Page and application data records:
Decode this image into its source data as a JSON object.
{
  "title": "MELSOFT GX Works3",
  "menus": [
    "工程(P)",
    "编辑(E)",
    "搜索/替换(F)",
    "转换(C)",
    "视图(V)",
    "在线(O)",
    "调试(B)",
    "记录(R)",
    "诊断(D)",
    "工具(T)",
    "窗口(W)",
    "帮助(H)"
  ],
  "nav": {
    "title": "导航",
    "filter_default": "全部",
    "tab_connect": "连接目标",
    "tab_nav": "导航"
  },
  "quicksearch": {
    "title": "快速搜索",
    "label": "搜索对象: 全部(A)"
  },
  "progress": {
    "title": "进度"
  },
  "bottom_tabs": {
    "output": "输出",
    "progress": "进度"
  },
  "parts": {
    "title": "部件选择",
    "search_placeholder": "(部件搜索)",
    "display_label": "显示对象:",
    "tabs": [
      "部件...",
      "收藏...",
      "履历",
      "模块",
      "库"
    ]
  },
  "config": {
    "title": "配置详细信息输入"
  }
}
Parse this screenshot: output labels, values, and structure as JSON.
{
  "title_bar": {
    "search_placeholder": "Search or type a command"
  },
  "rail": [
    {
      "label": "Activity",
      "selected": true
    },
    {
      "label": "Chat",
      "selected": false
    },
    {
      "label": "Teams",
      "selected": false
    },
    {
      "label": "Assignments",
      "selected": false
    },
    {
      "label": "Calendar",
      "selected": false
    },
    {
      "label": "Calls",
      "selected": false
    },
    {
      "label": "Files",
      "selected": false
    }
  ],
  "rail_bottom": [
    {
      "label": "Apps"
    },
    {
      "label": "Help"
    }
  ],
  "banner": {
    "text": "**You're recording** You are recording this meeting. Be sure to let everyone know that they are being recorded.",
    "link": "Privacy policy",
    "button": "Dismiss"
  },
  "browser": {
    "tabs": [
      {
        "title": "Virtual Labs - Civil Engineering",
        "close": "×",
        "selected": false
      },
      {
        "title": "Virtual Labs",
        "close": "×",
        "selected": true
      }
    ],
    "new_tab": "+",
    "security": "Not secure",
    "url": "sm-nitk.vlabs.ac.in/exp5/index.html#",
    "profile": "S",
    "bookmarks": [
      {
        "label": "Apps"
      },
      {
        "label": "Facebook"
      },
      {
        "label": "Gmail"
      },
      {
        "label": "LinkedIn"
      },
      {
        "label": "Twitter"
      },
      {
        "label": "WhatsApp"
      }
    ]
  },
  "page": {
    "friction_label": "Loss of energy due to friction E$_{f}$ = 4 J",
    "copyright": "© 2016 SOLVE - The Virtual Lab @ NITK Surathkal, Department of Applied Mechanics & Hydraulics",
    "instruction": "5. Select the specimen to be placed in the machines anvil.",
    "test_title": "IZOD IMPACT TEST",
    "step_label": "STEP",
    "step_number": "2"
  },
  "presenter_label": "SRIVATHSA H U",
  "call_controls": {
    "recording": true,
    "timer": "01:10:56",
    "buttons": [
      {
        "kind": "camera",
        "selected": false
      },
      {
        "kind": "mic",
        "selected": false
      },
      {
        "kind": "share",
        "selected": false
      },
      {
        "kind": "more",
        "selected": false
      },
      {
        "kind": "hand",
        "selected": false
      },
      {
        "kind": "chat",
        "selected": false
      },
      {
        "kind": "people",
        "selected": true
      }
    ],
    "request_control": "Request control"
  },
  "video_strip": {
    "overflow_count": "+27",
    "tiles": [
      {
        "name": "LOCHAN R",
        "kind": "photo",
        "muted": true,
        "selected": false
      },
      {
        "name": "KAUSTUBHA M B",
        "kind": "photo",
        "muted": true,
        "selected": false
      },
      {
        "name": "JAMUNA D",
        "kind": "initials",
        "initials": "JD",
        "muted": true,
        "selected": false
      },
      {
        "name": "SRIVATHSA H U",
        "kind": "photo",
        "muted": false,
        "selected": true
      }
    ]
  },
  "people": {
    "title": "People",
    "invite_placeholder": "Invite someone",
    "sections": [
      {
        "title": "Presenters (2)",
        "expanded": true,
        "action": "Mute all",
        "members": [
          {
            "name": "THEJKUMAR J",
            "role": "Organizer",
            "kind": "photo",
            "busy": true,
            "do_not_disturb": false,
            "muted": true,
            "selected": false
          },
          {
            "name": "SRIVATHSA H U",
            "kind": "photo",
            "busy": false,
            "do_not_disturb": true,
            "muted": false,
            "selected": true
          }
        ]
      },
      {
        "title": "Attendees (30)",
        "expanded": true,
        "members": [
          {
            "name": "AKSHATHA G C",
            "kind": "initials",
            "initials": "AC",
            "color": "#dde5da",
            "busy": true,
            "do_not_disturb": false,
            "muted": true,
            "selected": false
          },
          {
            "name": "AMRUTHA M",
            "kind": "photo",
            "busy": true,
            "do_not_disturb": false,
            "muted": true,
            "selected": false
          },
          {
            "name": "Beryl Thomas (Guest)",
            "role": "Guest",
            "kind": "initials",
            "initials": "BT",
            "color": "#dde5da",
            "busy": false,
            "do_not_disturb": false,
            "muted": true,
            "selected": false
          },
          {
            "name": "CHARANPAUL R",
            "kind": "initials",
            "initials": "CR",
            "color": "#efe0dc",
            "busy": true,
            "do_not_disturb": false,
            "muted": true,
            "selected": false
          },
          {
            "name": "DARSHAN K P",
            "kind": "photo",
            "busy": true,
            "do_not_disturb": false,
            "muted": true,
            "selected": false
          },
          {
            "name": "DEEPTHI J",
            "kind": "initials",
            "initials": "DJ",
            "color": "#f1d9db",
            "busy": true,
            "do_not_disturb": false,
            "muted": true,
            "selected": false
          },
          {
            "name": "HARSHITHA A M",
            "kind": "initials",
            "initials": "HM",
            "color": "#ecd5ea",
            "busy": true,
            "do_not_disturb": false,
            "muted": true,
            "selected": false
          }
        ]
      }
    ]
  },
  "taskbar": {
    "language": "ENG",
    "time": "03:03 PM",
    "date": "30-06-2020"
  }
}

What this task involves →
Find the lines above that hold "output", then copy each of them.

Your response →
    "output": "输出",
Parse this screenshot: output labels, values, and structure as JSON.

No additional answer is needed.